Champlin police officer sues Hennepin County deputy over K9 bite, infection
A Champlin police officer who suffered bites from a K9 and subsequent complications from a prescribed antibiotic last year is now suing the dog’s handler, a Hennepin County deputy.
According to the civil lawsuit filed in federal court, Champlin Police Officer Daniel Irish and Hennepin County Deputy Keith McNamara both responded to a call to pursue a suspect who had crashed and fled into St. Vincent Cemetery in Osseo the afternoon of March 22.
The document states that McNamara arrived at the scene, spotted a squad car with flashing lights, and deployed his K9, Thor, “without warning” to track the suspect.
The deputy allegedly wrote in a report that he “did not give K9 warnings as we got closer to the suspect due to it being very loud with sirens,” adding that he tried to air a warning over the radio after he let Thor loose but couldn’t because of the “high volume of air traffic.”

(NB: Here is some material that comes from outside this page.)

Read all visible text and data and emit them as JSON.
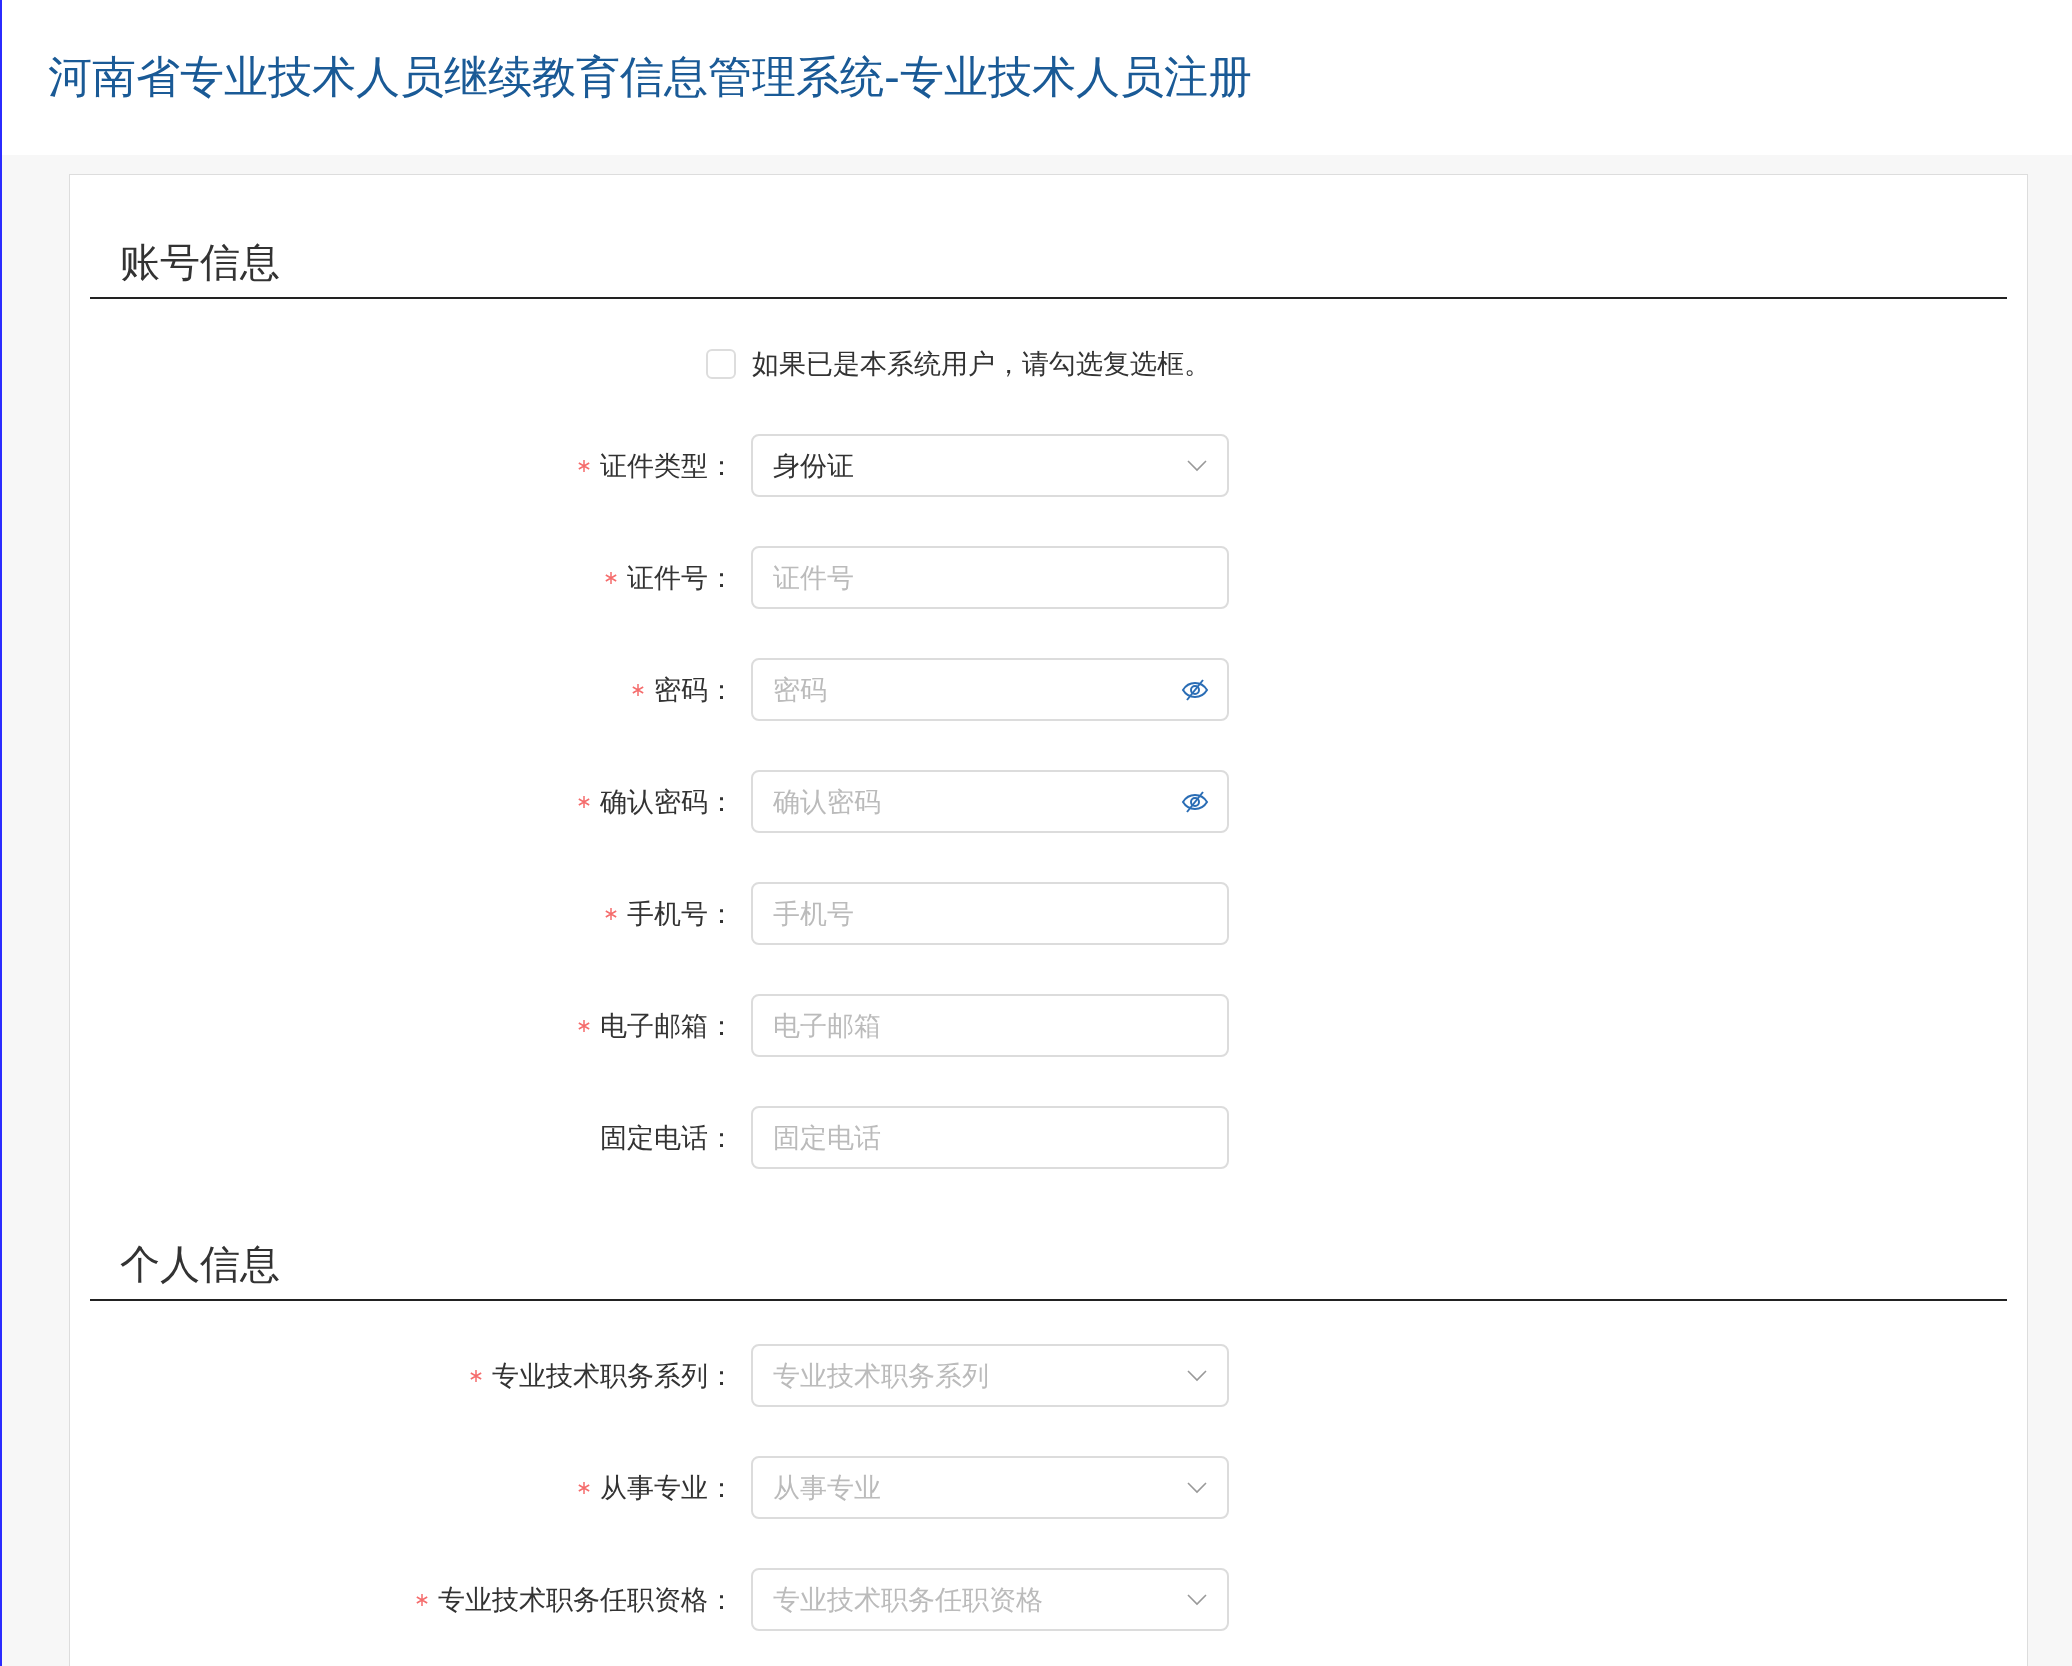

Thor was trained to “attack whichever human being he encountered first,” the complaint alleges, and Irish, whose squad car was parked ahead of where McNamara let the dog loose, didn’t know there was a K9 in the area “until Thor was on him.”

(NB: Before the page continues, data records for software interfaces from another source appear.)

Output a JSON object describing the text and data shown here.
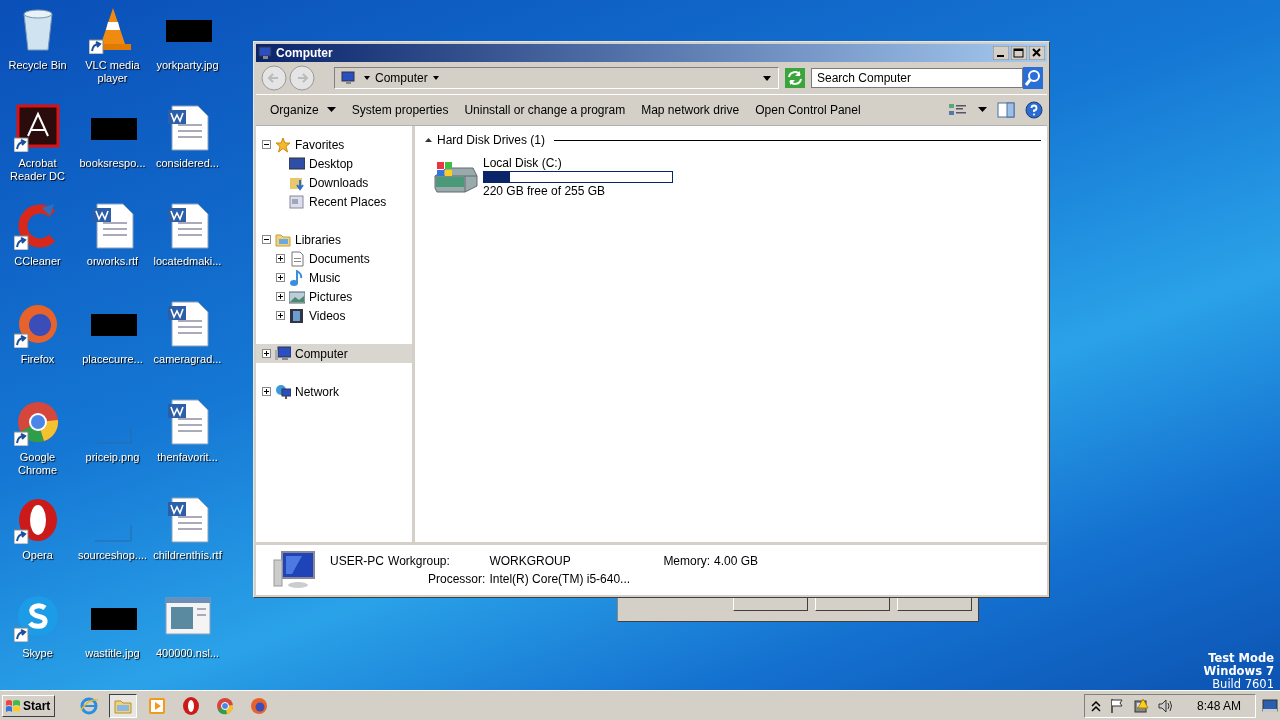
{
  "desktop_icons": [
    {
      "label": "Recycle Bin",
      "kind": "recycle",
      "shortcut": false
    },
    {
      "label": "Acrobat Reader DC",
      "kind": "acrobat",
      "shortcut": true
    },
    {
      "label": "CCleaner",
      "kind": "ccleaner",
      "shortcut": true
    },
    {
      "label": "Firefox",
      "kind": "firefox",
      "shortcut": true
    },
    {
      "label": "Google Chrome",
      "kind": "chrome",
      "shortcut": true
    },
    {
      "label": "Opera",
      "kind": "opera",
      "shortcut": true
    },
    {
      "label": "Skype",
      "kind": "skype",
      "shortcut": true
    },
    {
      "label": "VLC media player",
      "kind": "vlc",
      "shortcut": true
    },
    {
      "label": "booksrespo...",
      "kind": "redacted",
      "shortcut": false
    },
    {
      "label": "orworks.rtf",
      "kind": "document",
      "shortcut": false
    },
    {
      "label": "placecurre...",
      "kind": "redacted",
      "shortcut": false
    },
    {
      "label": "priceip.png",
      "kind": "blank",
      "shortcut": false
    },
    {
      "label": "sourceshop....",
      "kind": "blank",
      "shortcut": false
    },
    {
      "label": "wastitle.jpg",
      "kind": "redacted",
      "shortcut": false
    },
    {
      "label": "yorkparty.jpg",
      "kind": "redacted",
      "shortcut": false
    },
    {
      "label": "considered...",
      "kind": "document",
      "shortcut": false
    },
    {
      "label": "locatedmaki...",
      "kind": "document",
      "shortcut": false
    },
    {
      "label": "cameragrad...",
      "kind": "document",
      "shortcut": false
    },
    {
      "label": "thenfavorit...",
      "kind": "document",
      "shortcut": false
    },
    {
      "label": "childrenthis.rtf",
      "kind": "document",
      "shortcut": false
    },
    {
      "label": "400000.nsl...",
      "kind": "installer",
      "shortcut": false
    }
  ],
  "window": {
    "title": "Computer",
    "address": {
      "crumbs": [
        "Computer"
      ]
    },
    "search": {
      "placeholder": "Search Computer"
    },
    "toolbar": [
      {
        "label": "Organize",
        "dropdown": true
      },
      {
        "label": "System properties",
        "dropdown": false
      },
      {
        "label": "Uninstall or change a program",
        "dropdown": false
      },
      {
        "label": "Map network drive",
        "dropdown": false
      },
      {
        "label": "Open Control Panel",
        "dropdown": false
      }
    ],
    "nav": [
      {
        "label": "Favorites",
        "kind": "star",
        "expanded": true,
        "selected": false,
        "children": [
          {
            "label": "Desktop",
            "kind": "desktop",
            "selected": false
          },
          {
            "label": "Downloads",
            "kind": "downloads",
            "selected": false
          },
          {
            "label": "Recent Places",
            "kind": "recent",
            "selected": false
          }
        ]
      },
      {
        "label": "Libraries",
        "kind": "library",
        "expanded": true,
        "selected": false,
        "children": [
          {
            "label": "Documents",
            "kind": "documents",
            "expanded": false,
            "selected": false
          },
          {
            "label": "Music",
            "kind": "music",
            "expanded": false,
            "selected": false
          },
          {
            "label": "Pictures",
            "kind": "pictures",
            "expanded": false,
            "selected": false
          },
          {
            "label": "Videos",
            "kind": "videos",
            "expanded": false,
            "selected": false
          }
        ]
      },
      {
        "label": "Computer",
        "kind": "computer",
        "expanded": false,
        "selected": true
      },
      {
        "label": "Network",
        "kind": "network",
        "expanded": false,
        "selected": false
      }
    ],
    "groups": [
      {
        "title": "Hard Disk Drives (1)",
        "expanded": true,
        "drives": [
          {
            "name": "Local Disk (C:)",
            "level": 0.137,
            "reading": "220 GB free of 255 GB"
          }
        ]
      }
    ],
    "details": {
      "name": "USER-PC",
      "workgroup_label": "Workgroup:",
      "workgroup": "WORKGROUP",
      "memory_label": "Memory:",
      "memory": "4.00 GB",
      "processor_label": "Processor:",
      "processor": "Intel(R) Core(TM) i5-640..."
    }
  },
  "taskbar": {
    "start": "Start",
    "items": [
      {
        "kind": "ie",
        "selected": false
      },
      {
        "kind": "explorer",
        "selected": true
      },
      {
        "kind": "media",
        "selected": false
      },
      {
        "kind": "opera",
        "selected": false
      },
      {
        "kind": "chrome",
        "selected": false
      },
      {
        "kind": "firefox",
        "selected": false
      }
    ],
    "clock": "8:48 AM"
  },
  "watermark_lines": [
    {
      "text": "Test Mode",
      "bold": true
    },
    {
      "text": "Windows 7",
      "bold": true
    },
    {
      "text": "Build 7601",
      "bold": false
    }
  ]
}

Irish described getting attacked as soon as he opened the door to his squad.
Thor bit Irish’s arm and legs as Irish struggled to get him off. The complaint alleges McNamara was far behind and was “futilely yelling at Thor” to let Irish go; the dog did not relinquish Irish until McNamara caught up and redirected him toward the suspect, who had already run out of the cemetery.

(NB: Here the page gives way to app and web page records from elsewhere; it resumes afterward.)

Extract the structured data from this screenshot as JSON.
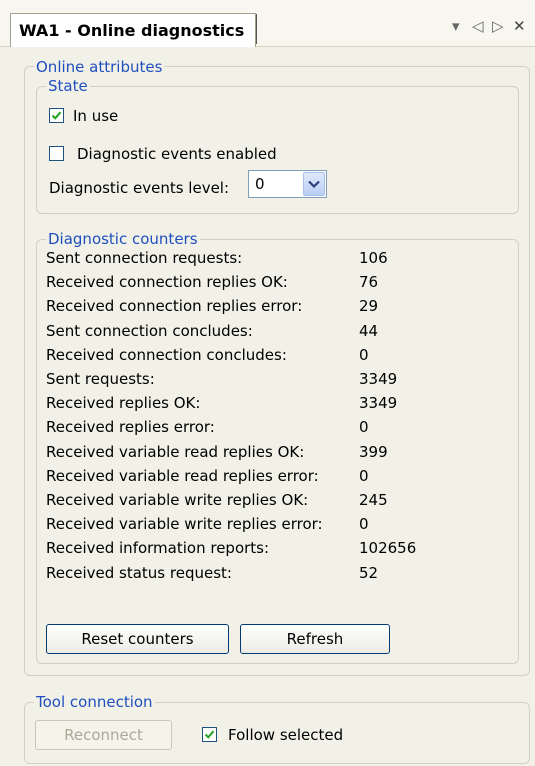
{
  "window": {
    "tab_title": "WA1 - Online diagnostics",
    "controls": {
      "dropdown": "▾",
      "prev": "◁",
      "next": "▷",
      "close": "✕"
    }
  },
  "online_attributes": {
    "legend": "Online attributes",
    "state": {
      "legend": "State",
      "in_use": {
        "label": "In use",
        "checked": true
      },
      "diag_events_enabled": {
        "label": "Diagnostic events enabled",
        "checked": false
      },
      "diag_events_level": {
        "label": "Diagnostic events level:",
        "value": "0"
      }
    },
    "counters": {
      "legend": "Diagnostic counters",
      "items": [
        {
          "label": "Sent connection requests:",
          "value": "106"
        },
        {
          "label": "Received connection replies OK:",
          "value": "76"
        },
        {
          "label": "Received connection replies error:",
          "value": "29"
        },
        {
          "label": "Sent connection concludes:",
          "value": "44"
        },
        {
          "label": "Received connection concludes:",
          "value": "0"
        },
        {
          "label": "Sent requests:",
          "value": "3349"
        },
        {
          "label": "Received replies OK:",
          "value": "3349"
        },
        {
          "label": "Received replies error:",
          "value": "0"
        },
        {
          "label": "Received variable read replies OK:",
          "value": "399"
        },
        {
          "label": "Received variable read replies error:",
          "value": "0"
        },
        {
          "label": "Received variable write replies OK:",
          "value": "245"
        },
        {
          "label": "Received variable write replies error:",
          "value": "0"
        },
        {
          "label": "Received information reports:",
          "value": "102656"
        },
        {
          "label": "Received status request:",
          "value": "52"
        }
      ],
      "reset_label": "Reset counters",
      "refresh_label": "Refresh"
    }
  },
  "tool_connection": {
    "legend": "Tool connection",
    "reconnect_label": "Reconnect",
    "follow_selected": {
      "label": "Follow selected",
      "checked": true
    }
  },
  "colors": {
    "legend": "#1f4fbf",
    "panel": "#f2f1e8",
    "check": "#21a121"
  }
}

Eventually, Thor apprehended the suspect, but not before Irish had suffered “numerous penetrating puncture wounds” on his left forearm, according to the lawsuit.
At the hospital, Irish received a tetanus shot and was prescribed the antibiotic Augmentin. The lawsuit claims this antibiotic purged Irish’s digestive system of “good” bacteria and allowed the harmful bacterium C. difficile to thrive, causing serious bowel inflammation stemming from an infection.
Over the course of the next few months, doctors gave Irish more antibiotics to manage the C. difficile, and while the bacterial infection had subsided, he still experienced persistent digestive problems that allegedly cut into his ability to work.
On top of the lingering digestive issues, Irish claims he suffered “mental and emotional harm” from the K9 attack and underwent counseling.
The lawsuit alleges McNamara’s actions under color of law amounted to a violation of Irish’s Fourth Amendment right against excessive force and unreasonable seizure.
“McNamara subjected Irish to these deprivations either maliciously or by acting with reckless disregard for whether his rights would be violated,” the lawsuit states.
Irish is asking for compensation for medical expenses and loss of wages, along with damages for physical and mental harm.
A spokesperson for the Hennepin County Sheriff’s Office declined to comment on the pending litigation.